▶ [Material for this task]
----

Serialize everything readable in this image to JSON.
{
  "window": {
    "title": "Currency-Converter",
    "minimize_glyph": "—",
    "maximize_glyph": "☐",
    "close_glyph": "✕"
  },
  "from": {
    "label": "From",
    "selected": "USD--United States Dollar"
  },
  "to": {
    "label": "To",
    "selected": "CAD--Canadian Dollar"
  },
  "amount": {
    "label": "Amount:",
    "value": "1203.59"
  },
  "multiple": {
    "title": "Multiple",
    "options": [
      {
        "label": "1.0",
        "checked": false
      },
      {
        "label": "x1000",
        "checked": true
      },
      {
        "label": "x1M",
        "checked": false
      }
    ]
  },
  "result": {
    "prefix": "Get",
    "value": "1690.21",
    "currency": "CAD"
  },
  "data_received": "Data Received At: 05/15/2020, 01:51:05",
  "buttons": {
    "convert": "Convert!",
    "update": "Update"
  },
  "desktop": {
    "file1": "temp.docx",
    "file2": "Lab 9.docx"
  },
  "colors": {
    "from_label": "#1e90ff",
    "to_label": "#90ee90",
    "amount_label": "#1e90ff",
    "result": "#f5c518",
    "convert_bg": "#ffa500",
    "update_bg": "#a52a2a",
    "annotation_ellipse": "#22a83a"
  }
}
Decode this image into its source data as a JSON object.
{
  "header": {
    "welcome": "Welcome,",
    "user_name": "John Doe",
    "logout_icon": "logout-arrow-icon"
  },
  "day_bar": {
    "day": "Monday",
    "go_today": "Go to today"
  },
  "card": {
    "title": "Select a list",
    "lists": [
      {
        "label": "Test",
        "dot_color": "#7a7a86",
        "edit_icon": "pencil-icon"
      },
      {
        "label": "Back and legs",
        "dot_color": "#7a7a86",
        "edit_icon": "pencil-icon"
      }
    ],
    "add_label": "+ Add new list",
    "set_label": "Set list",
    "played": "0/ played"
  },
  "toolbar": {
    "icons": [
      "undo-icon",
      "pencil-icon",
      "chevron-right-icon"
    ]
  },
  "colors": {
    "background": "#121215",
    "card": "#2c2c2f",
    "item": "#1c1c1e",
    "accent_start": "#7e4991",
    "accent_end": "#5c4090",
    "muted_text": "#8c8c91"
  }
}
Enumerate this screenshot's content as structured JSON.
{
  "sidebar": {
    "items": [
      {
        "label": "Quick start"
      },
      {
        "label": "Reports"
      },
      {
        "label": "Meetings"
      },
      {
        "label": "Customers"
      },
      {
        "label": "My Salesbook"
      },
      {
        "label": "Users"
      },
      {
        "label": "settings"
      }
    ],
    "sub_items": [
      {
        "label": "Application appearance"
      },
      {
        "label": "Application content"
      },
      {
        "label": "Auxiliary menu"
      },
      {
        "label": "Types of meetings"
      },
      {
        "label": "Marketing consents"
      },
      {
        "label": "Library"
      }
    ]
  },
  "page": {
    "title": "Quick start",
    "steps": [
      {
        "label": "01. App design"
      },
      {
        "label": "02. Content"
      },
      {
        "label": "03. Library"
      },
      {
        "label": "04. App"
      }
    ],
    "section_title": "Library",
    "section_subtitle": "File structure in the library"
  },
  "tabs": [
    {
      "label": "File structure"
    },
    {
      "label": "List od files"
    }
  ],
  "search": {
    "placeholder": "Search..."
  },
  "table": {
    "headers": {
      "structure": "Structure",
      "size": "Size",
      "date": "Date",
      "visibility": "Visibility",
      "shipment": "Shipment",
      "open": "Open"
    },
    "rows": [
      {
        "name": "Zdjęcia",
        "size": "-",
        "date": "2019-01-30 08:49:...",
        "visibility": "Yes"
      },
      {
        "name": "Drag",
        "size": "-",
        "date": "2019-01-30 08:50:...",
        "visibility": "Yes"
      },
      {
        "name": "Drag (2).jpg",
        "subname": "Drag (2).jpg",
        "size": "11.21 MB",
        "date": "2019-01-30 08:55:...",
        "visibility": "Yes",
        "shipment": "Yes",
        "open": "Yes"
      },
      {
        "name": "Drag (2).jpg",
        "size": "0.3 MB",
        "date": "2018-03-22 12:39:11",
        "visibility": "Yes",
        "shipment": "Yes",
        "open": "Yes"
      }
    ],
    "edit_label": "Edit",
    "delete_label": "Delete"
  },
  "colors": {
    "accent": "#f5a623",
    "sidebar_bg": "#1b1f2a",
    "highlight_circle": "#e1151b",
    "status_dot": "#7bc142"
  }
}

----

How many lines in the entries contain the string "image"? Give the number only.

▶ [Result below]
2